Exercise details: A word-for-word restatement of the listing is the only acceptable answer.

Material shown:
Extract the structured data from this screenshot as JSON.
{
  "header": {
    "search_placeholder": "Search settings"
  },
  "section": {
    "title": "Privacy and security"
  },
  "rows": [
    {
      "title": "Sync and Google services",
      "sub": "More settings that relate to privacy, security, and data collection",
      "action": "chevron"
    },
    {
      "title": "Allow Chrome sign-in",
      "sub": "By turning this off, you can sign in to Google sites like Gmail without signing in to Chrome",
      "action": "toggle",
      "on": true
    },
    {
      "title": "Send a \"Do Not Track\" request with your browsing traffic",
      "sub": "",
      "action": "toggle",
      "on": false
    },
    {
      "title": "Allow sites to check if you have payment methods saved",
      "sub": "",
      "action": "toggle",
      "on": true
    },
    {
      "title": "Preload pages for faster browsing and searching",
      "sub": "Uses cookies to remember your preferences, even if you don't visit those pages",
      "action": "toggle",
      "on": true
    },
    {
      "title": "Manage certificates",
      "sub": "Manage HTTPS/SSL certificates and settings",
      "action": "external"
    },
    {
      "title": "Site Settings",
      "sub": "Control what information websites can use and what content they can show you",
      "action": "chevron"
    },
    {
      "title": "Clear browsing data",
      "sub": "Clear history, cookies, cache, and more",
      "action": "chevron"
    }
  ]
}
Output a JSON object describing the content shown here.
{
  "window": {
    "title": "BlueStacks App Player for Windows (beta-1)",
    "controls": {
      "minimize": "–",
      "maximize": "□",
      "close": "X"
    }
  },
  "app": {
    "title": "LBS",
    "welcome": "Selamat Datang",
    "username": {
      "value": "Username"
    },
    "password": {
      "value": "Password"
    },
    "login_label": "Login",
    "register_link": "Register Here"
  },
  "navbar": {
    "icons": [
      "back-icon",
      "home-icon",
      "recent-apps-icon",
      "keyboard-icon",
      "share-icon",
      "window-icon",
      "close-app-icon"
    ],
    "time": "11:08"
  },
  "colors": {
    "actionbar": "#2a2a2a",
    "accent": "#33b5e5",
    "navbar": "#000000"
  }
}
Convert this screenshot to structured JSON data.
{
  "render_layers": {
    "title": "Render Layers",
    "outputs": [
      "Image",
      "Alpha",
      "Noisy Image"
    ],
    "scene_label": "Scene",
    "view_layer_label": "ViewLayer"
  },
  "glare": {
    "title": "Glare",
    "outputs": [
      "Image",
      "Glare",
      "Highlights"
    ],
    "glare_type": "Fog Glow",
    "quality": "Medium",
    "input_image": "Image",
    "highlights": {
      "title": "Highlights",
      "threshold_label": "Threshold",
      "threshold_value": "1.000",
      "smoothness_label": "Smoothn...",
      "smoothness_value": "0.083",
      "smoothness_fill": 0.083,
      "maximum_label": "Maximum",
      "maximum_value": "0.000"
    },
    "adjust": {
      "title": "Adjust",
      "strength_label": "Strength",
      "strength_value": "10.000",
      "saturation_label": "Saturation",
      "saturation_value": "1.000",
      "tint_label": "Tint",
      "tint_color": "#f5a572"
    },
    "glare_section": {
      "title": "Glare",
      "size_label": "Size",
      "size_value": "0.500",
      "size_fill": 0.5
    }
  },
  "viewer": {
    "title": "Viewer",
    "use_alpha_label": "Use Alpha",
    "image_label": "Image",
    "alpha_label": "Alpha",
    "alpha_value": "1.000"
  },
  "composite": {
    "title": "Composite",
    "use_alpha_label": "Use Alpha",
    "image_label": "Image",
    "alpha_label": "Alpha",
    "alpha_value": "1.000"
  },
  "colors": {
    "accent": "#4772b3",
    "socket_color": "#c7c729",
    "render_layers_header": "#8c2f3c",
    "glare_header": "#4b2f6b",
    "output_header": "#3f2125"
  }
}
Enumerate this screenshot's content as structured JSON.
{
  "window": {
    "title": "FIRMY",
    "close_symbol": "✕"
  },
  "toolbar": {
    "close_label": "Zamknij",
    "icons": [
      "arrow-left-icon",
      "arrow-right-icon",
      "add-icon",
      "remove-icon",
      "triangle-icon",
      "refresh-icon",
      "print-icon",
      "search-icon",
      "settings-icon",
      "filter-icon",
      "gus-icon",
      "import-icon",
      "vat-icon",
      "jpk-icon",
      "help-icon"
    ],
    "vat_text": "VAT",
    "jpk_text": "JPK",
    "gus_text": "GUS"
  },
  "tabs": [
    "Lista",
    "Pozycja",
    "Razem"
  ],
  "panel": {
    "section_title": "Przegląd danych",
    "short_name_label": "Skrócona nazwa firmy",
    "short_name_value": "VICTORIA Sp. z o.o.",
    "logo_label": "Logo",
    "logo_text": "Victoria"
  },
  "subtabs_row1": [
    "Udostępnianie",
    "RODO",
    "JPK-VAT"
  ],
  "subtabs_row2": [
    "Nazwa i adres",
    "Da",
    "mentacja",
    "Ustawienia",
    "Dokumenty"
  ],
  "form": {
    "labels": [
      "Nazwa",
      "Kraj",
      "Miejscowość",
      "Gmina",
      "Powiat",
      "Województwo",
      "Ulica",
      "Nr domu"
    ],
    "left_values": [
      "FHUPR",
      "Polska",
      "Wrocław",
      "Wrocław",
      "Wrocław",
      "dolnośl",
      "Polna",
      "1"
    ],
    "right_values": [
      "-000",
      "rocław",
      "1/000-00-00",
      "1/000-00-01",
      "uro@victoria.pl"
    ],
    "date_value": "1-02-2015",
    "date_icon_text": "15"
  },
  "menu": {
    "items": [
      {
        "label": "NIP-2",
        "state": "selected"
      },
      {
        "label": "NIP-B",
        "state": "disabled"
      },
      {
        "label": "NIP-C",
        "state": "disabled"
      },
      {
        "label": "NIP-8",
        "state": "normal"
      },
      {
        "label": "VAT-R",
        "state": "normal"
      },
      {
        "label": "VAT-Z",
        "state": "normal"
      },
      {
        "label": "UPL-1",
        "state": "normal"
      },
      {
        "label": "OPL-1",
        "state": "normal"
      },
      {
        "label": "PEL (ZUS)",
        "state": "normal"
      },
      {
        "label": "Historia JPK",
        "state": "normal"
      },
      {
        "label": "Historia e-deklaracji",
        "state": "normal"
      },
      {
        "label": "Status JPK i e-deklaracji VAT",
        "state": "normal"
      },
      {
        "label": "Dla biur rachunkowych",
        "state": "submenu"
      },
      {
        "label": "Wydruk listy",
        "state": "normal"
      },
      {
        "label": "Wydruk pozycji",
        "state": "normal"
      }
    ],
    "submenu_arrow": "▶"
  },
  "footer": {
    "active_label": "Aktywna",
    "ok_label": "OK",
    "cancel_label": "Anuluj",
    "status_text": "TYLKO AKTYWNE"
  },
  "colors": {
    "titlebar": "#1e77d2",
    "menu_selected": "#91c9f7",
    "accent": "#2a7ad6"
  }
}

Solution to the problem:
Extract the structured data from this screenshot as JSON.
{
  "header": {
    "search_placeholder": "Search settings"
  },
  "section": {
    "title": "Privacy and security"
  },
  "rows": [
    {
      "title": "Sync and Google services",
      "sub": "More settings that relate to privacy, security, and data collection",
      "action": "chevron"
    },
    {
      "title": "Allow Chrome sign-in",
      "sub": "By turning this off, you can sign in to Google sites like Gmail without signing in to Chrome",
      "action": "toggle",
      "on": true
    },
    {
      "title": "Send a \"Do Not Track\" request with your browsing traffic",
      "sub": "",
      "action": "toggle",
      "on": false
    },
    {
      "title": "Allow sites to check if you have payment methods saved",
      "sub": "",
      "action": "toggle",
      "on": true
    },
    {
      "title": "Preload pages for faster browsing and searching",
      "sub": "Uses cookies to remember your preferences, even if you don't visit those pages",
      "action": "toggle",
      "on": true
    },
    {
      "title": "Manage certificates",
      "sub": "Manage HTTPS/SSL certificates and settings",
      "action": "external"
    },
    {
      "title": "Site Settings",
      "sub": "Control what information websites can use and what content they can show you",
      "action": "chevron"
    },
    {
      "title": "Clear browsing data",
      "sub": "Clear history, cookies, cache, and more",
      "action": "chevron"
    }
  ]
}
Output a JSON object describing the content shown here.
{
  "window": {
    "title": "BlueStacks App Player for Windows (beta-1)",
    "controls": {
      "minimize": "–",
      "maximize": "□",
      "close": "X"
    }
  },
  "app": {
    "title": "LBS",
    "welcome": "Selamat Datang",
    "username": {
      "value": "Username"
    },
    "password": {
      "value": "Password"
    },
    "login_label": "Login",
    "register_link": "Register Here"
  },
  "navbar": {
    "icons": [
      "back-icon",
      "home-icon",
      "recent-apps-icon",
      "keyboard-icon",
      "share-icon",
      "window-icon",
      "close-app-icon"
    ],
    "time": "11:08"
  },
  "colors": {
    "actionbar": "#2a2a2a",
    "accent": "#33b5e5",
    "navbar": "#000000"
  }
}
Convert this screenshot to structured JSON data.
{
  "render_layers": {
    "title": "Render Layers",
    "outputs": [
      "Image",
      "Alpha",
      "Noisy Image"
    ],
    "scene_label": "Scene",
    "view_layer_label": "ViewLayer"
  },
  "glare": {
    "title": "Glare",
    "outputs": [
      "Image",
      "Glare",
      "Highlights"
    ],
    "glare_type": "Fog Glow",
    "quality": "Medium",
    "input_image": "Image",
    "highlights": {
      "title": "Highlights",
      "threshold_label": "Threshold",
      "threshold_value": "1.000",
      "smoothness_label": "Smoothn...",
      "smoothness_value": "0.083",
      "smoothness_fill": 0.083,
      "maximum_label": "Maximum",
      "maximum_value": "0.000"
    },
    "adjust": {
      "title": "Adjust",
      "strength_label": "Strength",
      "strength_value": "10.000",
      "saturation_label": "Saturation",
      "saturation_value": "1.000",
      "tint_label": "Tint",
      "tint_color": "#f5a572"
    },
    "glare_section": {
      "title": "Glare",
      "size_label": "Size",
      "size_value": "0.500",
      "size_fill": 0.5
    }
  },
  "viewer": {
    "title": "Viewer",
    "use_alpha_label": "Use Alpha",
    "image_label": "Image",
    "alpha_label": "Alpha",
    "alpha_value": "1.000"
  },
  "composite": {
    "title": "Composite",
    "use_alpha_label": "Use Alpha",
    "image_label": "Image",
    "alpha_label": "Alpha",
    "alpha_value": "1.000"
  },
  "colors": {
    "accent": "#4772b3",
    "socket_color": "#c7c729",
    "render_layers_header": "#8c2f3c",
    "glare_header": "#4b2f6b",
    "output_header": "#3f2125"
  }
}
Enumerate this screenshot's content as structured JSON.
{
  "window": {
    "title": "FIRMY",
    "close_symbol": "✕"
  },
  "toolbar": {
    "close_label": "Zamknij",
    "icons": [
      "arrow-left-icon",
      "arrow-right-icon",
      "add-icon",
      "remove-icon",
      "triangle-icon",
      "refresh-icon",
      "print-icon",
      "search-icon",
      "settings-icon",
      "filter-icon",
      "gus-icon",
      "import-icon",
      "vat-icon",
      "jpk-icon",
      "help-icon"
    ],
    "vat_text": "VAT",
    "jpk_text": "JPK",
    "gus_text": "GUS"
  },
  "tabs": [
    "Lista",
    "Pozycja",
    "Razem"
  ],
  "panel": {
    "section_title": "Przegląd danych",
    "short_name_label": "Skrócona nazwa firmy",
    "short_name_value": "VICTORIA Sp. z o.o.",
    "logo_label": "Logo",
    "logo_text": "Victoria"
  },
  "subtabs_row1": [
    "Udostępnianie",
    "RODO",
    "JPK-VAT"
  ],
  "subtabs_row2": [
    "Nazwa i adres",
    "Da",
    "mentacja",
    "Ustawienia",
    "Dokumenty"
  ],
  "form": {
    "labels": [
      "Nazwa",
      "Kraj",
      "Miejscowość",
      "Gmina",
      "Powiat",
      "Województwo",
      "Ulica",
      "Nr domu"
    ],
    "left_values": [
      "FHUPR",
      "Polska",
      "Wrocław",
      "Wrocław",
      "Wrocław",
      "dolnośl",
      "Polna",
      "1"
    ],
    "right_values": [
      "-000",
      "rocław",
      "1/000-00-00",
      "1/000-00-01",
      "uro@victoria.pl"
    ],
    "date_value": "1-02-2015",
    "date_icon_text": "15"
  },
  "menu": {
    "items": [
      {
        "label": "NIP-2",
        "state": "selected"
      },
      {
        "label": "NIP-B",
        "state": "disabled"
      },
      {
        "label": "NIP-C",
        "state": "disabled"
      },
      {
        "label": "NIP-8",
        "state": "normal"
      },
      {
        "label": "VAT-R",
        "state": "normal"
      },
      {
        "label": "VAT-Z",
        "state": "normal"
      },
      {
        "label": "UPL-1",
        "state": "normal"
      },
      {
        "label": "OPL-1",
        "state": "normal"
      },
      {
        "label": "PEL (ZUS)",
        "state": "normal"
      },
      {
        "label": "Historia JPK",
        "state": "normal"
      },
      {
        "label": "Historia e-deklaracji",
        "state": "normal"
      },
      {
        "label": "Status JPK i e-deklaracji VAT",
        "state": "normal"
      },
      {
        "label": "Dla biur rachunkowych",
        "state": "submenu"
      },
      {
        "label": "Wydruk listy",
        "state": "normal"
      },
      {
        "label": "Wydruk pozycji",
        "state": "normal"
      }
    ],
    "submenu_arrow": "▶"
  },
  "footer": {
    "active_label": "Aktywna",
    "ok_label": "OK",
    "cancel_label": "Anuluj",
    "status_text": "TYLKO AKTYWNE"
  },
  "colors": {
    "titlebar": "#1e77d2",
    "menu_selected": "#91c9f7",
    "accent": "#2a7ad6"
  }
}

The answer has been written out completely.